Advances in medical technology and knowledge have influenced morbidity and mortality in surgically treated diseases. The authors have compiled four consecutive retrospective studies of demography, morbidity and mortality of patients with acute pancreatitis to summarize the experience from 1956 to 1985 at the Montreal General Hospital with 629 patients. The death rate has remained unchanged. Hypotension, gastrointestinal bleeding and respiratory failure have assumed lesser roles as major complicating factors. Renal failure and gram-negative aerobic pancreatic sepsis are the common causes of death. The last two reviews revealed that surgical debridement and drainage combined with appropriate biliary procedures salvaged two-thirds of the patients with sepsis. Deteriorating nutritional status, heralded by a fall of serum albumin level below 30 g/L, is associated with a poor prognosis. Interval cholecystectomy in patients with mild biliary tract pancreatitis is associated with a low death rate (0.01%).

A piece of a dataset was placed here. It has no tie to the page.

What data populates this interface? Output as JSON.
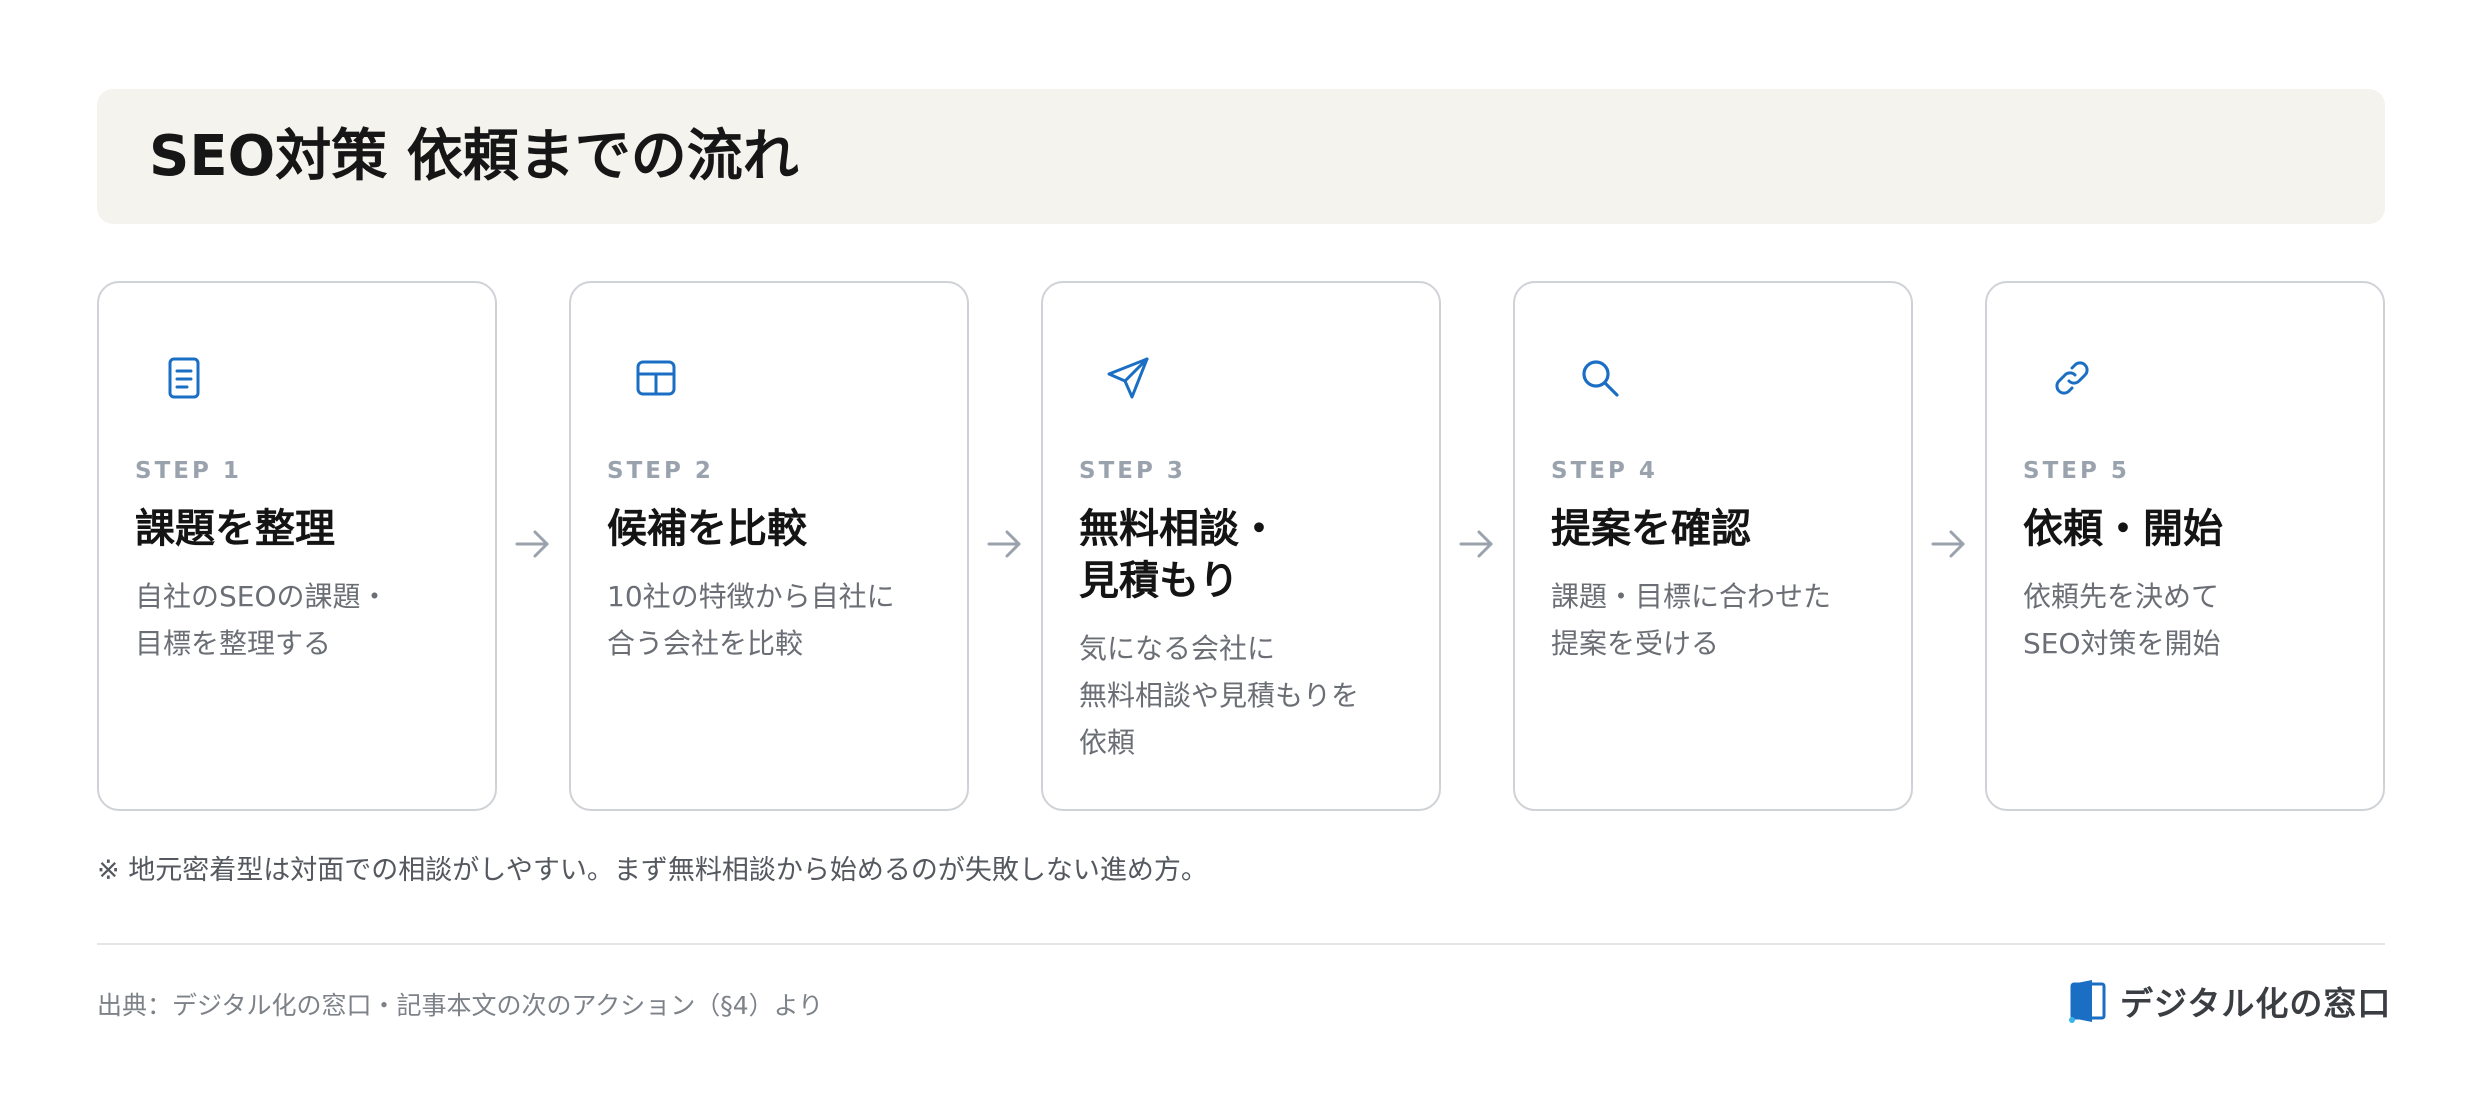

Comment In: Can J Surg. 1991 Apr;34(2):100-12025795
We investigated the occurrence of thyroid and parathyroid disorders in 100 women (age 66-70 years) irradiated for cervical spondylosis on average 25 years previously and in 100 control women of similar age. Hyperparathyroidism (HPT), proven by operation, was diagnosed in one patient of each group, and three additional cases were diagnosed biochemically among irradiated women. The difference in incidence is not significant. Nor was there any significant difference in incidence of thyroid disorders. No thyroid carcinoma was found in either group. Even if there is a moderate increase of HPT after neck irradiation in middle-aged women the risk is not so great as to warrant organised follow-up.

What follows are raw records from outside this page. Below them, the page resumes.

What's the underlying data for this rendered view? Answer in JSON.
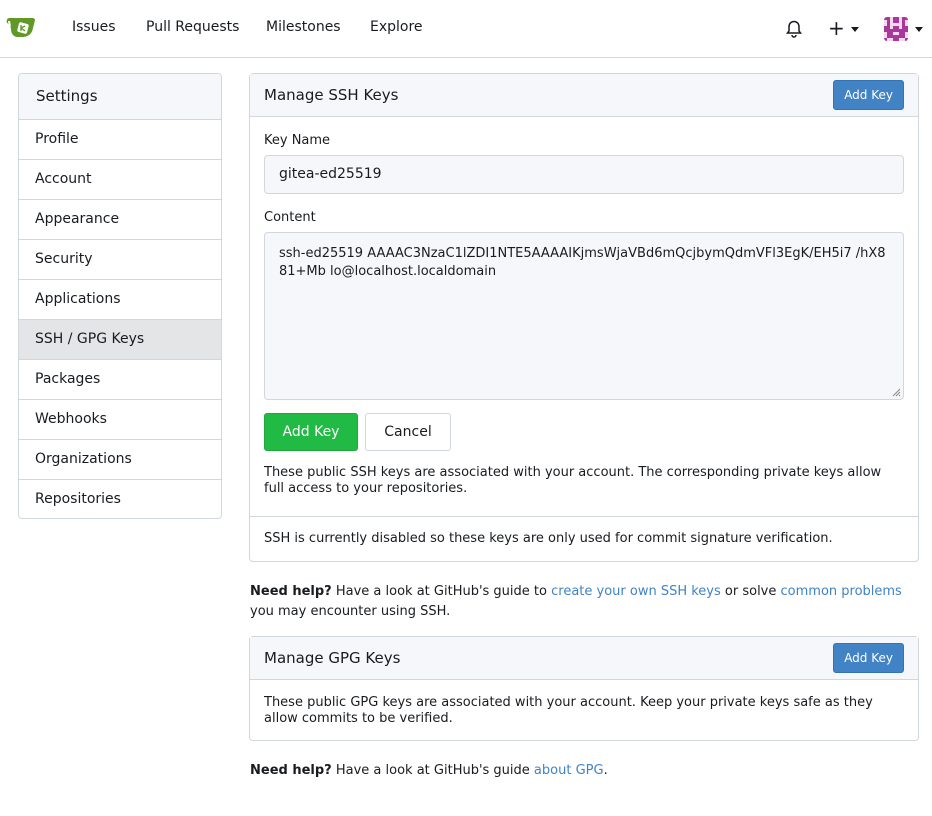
{
  "nav": {
    "items": [
      "Issues",
      "Pull Requests",
      "Milestones",
      "Explore"
    ]
  },
  "sidebar": {
    "title": "Settings",
    "items": [
      "Profile",
      "Account",
      "Appearance",
      "Security",
      "Applications",
      "SSH / GPG Keys",
      "Packages",
      "Webhooks",
      "Organizations",
      "Repositories"
    ],
    "active": "SSH / GPG Keys"
  },
  "ssh": {
    "title": "Manage SSH Keys",
    "add_key_label": "Add Key",
    "key_name_label": "Key Name",
    "key_name_value": "gitea-ed25519",
    "content_label": "Content",
    "content_value": "ssh-ed25519 AAAAC3NzaC1lZDI1NTE5AAAAIKjmsWjaVBd6mQcjbymQdmVFl3EgK/EH5i7 /hX881+Mb lo@localhost.localdomain",
    "submit_label": "Add Key",
    "cancel_label": "Cancel",
    "info_text": "These public SSH keys are associated with your account. The corresponding private keys allow full access to your repositories.",
    "disabled_text": "SSH is currently disabled so these keys are only used for commit signature verification."
  },
  "ssh_help": {
    "bold": "Need help?",
    "text1": " Have a look at GitHub's guide to ",
    "link1": "create your own SSH keys",
    "text2": " or solve ",
    "link2": "common problems",
    "text3": " you may encounter using SSH."
  },
  "gpg": {
    "title": "Manage GPG Keys",
    "add_key_label": "Add Key",
    "info_text": "These public GPG keys are associated with your account. Keep your private keys safe as they allow commits to be verified."
  },
  "gpg_help": {
    "bold": "Need help?",
    "text1": " Have a look at GitHub's guide ",
    "link1": "about GPG",
    "text2": "."
  },
  "colors": {
    "accent": "#4183c4",
    "green": "#21ba45",
    "logo": "#609926"
  }
}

It is known that, particularly in Nordic States, many patients undergoing antiepileptic therapy with Phenobarbital and Phentoin present disorders of the phospho-calcium metabolism, both clinical and biochemical. For what concerns the mediterranean area, few are the papers written concerning this subject in these last years. In this paper we attempt to provide a "case study" contribution (100 cases) to enable us to study the above-mentioned alteration focusing on an area half way between Central and Southern Europe. The Authors discuss the possible mechanism implicated in this affection.
The calcium, phosphorus, and parathyroid hormone targets recommended by the Canadian Society of Nephrology (CSN) encompass a wider range of values as compared to the National Kidney Foundation's Kidney Disease Outcomes Quality Initiative (NKF-K/DOQI) guidelines. We sought to compare mineral metabolism parameters within the Manitoba Renal Program (MRP) to the CSN and NKF-K/DOQI guidelines. Medication use was also examined.

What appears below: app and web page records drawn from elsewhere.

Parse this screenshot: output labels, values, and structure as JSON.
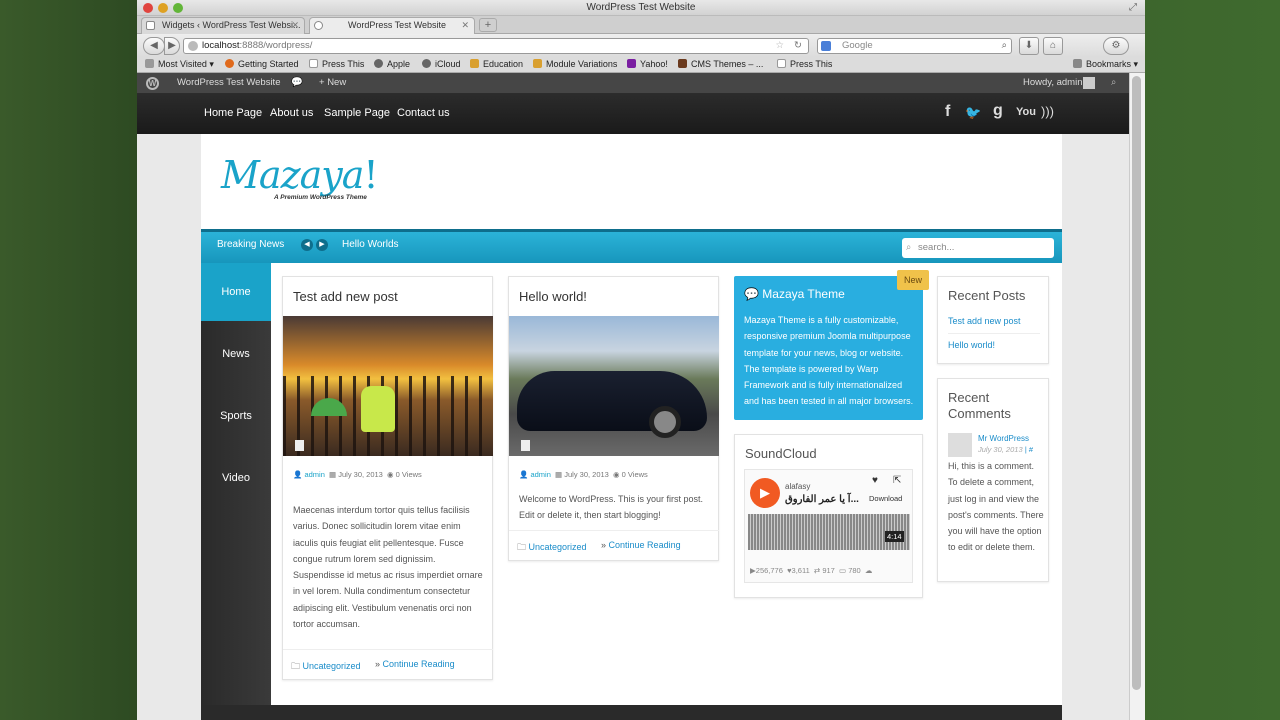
{
  "browser": {
    "window_title": "WordPress Test Website",
    "tabs": [
      {
        "label": "Widgets ‹ WordPress Test Websi..."
      },
      {
        "label": "WordPress Test Website"
      }
    ],
    "new_tab": "+",
    "url_host": "localhost",
    "url_rest": ":8888/wordpress/",
    "search_placeholder": "Google",
    "bookmarks": [
      "Most Visited",
      "Getting Started",
      "Press This",
      "Apple",
      "iCloud",
      "Education",
      "Module Variations",
      "Yahoo!",
      "CMS Themes – ...",
      "Press This"
    ],
    "bookmarks_menu": "Bookmarks"
  },
  "adminbar": {
    "site_name": "WordPress Test Website",
    "new_label": "New",
    "howdy": "Howdy, admin"
  },
  "topnav": {
    "items": [
      "Home Page",
      "About us",
      "Sample Page",
      "Contact us"
    ],
    "social": [
      "f",
      "g",
      "You"
    ]
  },
  "header": {
    "logo": "Mazaya",
    "logo_bang": "!",
    "tagline": "A Premium WordPress Theme"
  },
  "breaking": {
    "label": "Breaking News",
    "headline": "Hello Worlds",
    "search_placeholder": "search..."
  },
  "sidebar_menu": [
    "Home",
    "News",
    "Sports",
    "Video"
  ],
  "posts": [
    {
      "title": "Test add new post",
      "author": "admin",
      "date": "July 30, 2013",
      "views": "0 Views",
      "excerpt": "Maecenas interdum tortor quis tellus facilisis varius. Donec sollicitudin lorem vitae enim iaculis quis feugiat elit pellentesque. Fusce congue rutrum lorem sed dignissim. Suspendisse id metus ac risus imperdiet ornare in vel lorem. Nulla condimentum consectetur adipiscing elit. Vestibulum venenatis orci non tortor accumsan.",
      "category": "Uncategorized",
      "more": "Continue Reading"
    },
    {
      "title": "Hello world!",
      "author": "admin",
      "date": "July 30, 2013",
      "views": "0 Views",
      "excerpt": "Welcome to WordPress. This is your first post. Edit or delete it, then start blogging!",
      "category": "Uncategorized",
      "more": "Continue Reading"
    }
  ],
  "theme_widget": {
    "badge": "New",
    "title": "Mazaya Theme",
    "text": "Mazaya Theme is a fully customizable, responsive premium Joomla multipurpose template for your news, blog or website. The template is powered by Warp Framework and is fully internationalized and has been tested in all major browsers."
  },
  "soundcloud": {
    "title": "SoundCloud",
    "user": "alafasy",
    "track": "آ يا عمر الفاروق...",
    "download": "Download",
    "duration": "4:14",
    "plays": "256,776",
    "likes": "3,611",
    "reposts": "917",
    "comments": "780"
  },
  "recent_posts": {
    "title": "Recent Posts",
    "items": [
      "Test add new post",
      "Hello world!"
    ]
  },
  "recent_comments": {
    "title": "Recent Comments",
    "author": "Mr WordPress",
    "date": "July 30, 2013",
    "sep": "| #",
    "text": "Hi, this is a comment. To delete a comment, just log in and view the post's comments. There you will have the option to edit or delete them."
  },
  "colors": {
    "accent": "#1aa3c9",
    "dark": "#1a1a1a",
    "badge": "#f0c24a"
  }
}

All hemodialysis patients in Manitoba were evaluated. Values for serum albumin, phosphorus, calcium, intact parathyroid hormone (PTH) and pertinent medications were collected.
Five hundred and forty-six patients were included in the analysis. Fifty-three per cent to 81% of MRP patients met individual CSN targets. However, only 26% of patients achieved all targets, despite high usage of phosphate (85.5% calcium carbonate, 16.1% sevelamer, 1.3% aluminum) and PTH-lowering drug therapies (30.2% calcitriol, 2.7% cinacalcet).
Only a small proportion of patients were able to achieve all three CSN mineral metabolism targets simultaneously. The majority of outliers presented with hyperphosphatemia or hypoparathyroidism.